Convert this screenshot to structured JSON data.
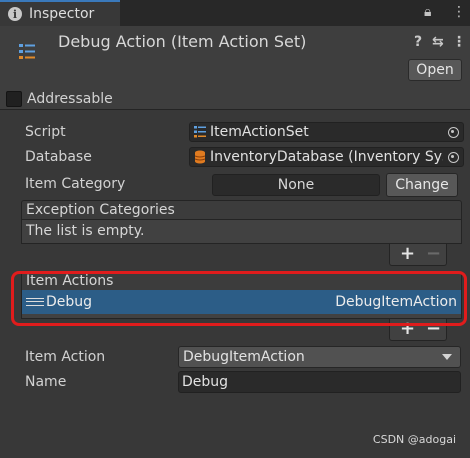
{
  "tab": {
    "label": "Inspector",
    "lock_glyph": "🔒︎",
    "menu_glyph": "⋮"
  },
  "header": {
    "title": "Debug Action (Item Action Set)",
    "help_glyph": "?",
    "preset_glyph": "⇆",
    "menu_glyph": "⋮",
    "open_label": "Open"
  },
  "addressable": {
    "label": "Addressable",
    "checked": false
  },
  "fields": {
    "script": {
      "label": "Script",
      "value": "ItemActionSet"
    },
    "database": {
      "label": "Database",
      "value": "InventoryDatabase (Inventory Sys"
    },
    "item_category": {
      "label": "Item Category",
      "value": "None",
      "button": "Change"
    }
  },
  "exception_categories": {
    "header": "Exception Categories",
    "empty_text": "The list is empty.",
    "add_glyph": "+",
    "remove_glyph": "−"
  },
  "item_actions": {
    "header": "Item Actions",
    "rows": [
      {
        "name": "Debug",
        "type": "DebugItemAction"
      }
    ],
    "add_glyph": "+",
    "remove_glyph": "−"
  },
  "item_action": {
    "label": "Item Action",
    "value": "DebugItemAction"
  },
  "name": {
    "label": "Name",
    "value": "Debug"
  },
  "watermark": "CSDN @adogai",
  "colors": {
    "selection": "#2c5d87",
    "highlight_border": "#e01c1c",
    "tab_accent": "#3a79bb",
    "database_icon": "#e07b20",
    "script_icon_blue": "#5fa0e0",
    "script_icon_orange": "#e08a2a"
  }
}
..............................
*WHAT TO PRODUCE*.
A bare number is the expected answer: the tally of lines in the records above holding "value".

*ANSWER SPACE*.
5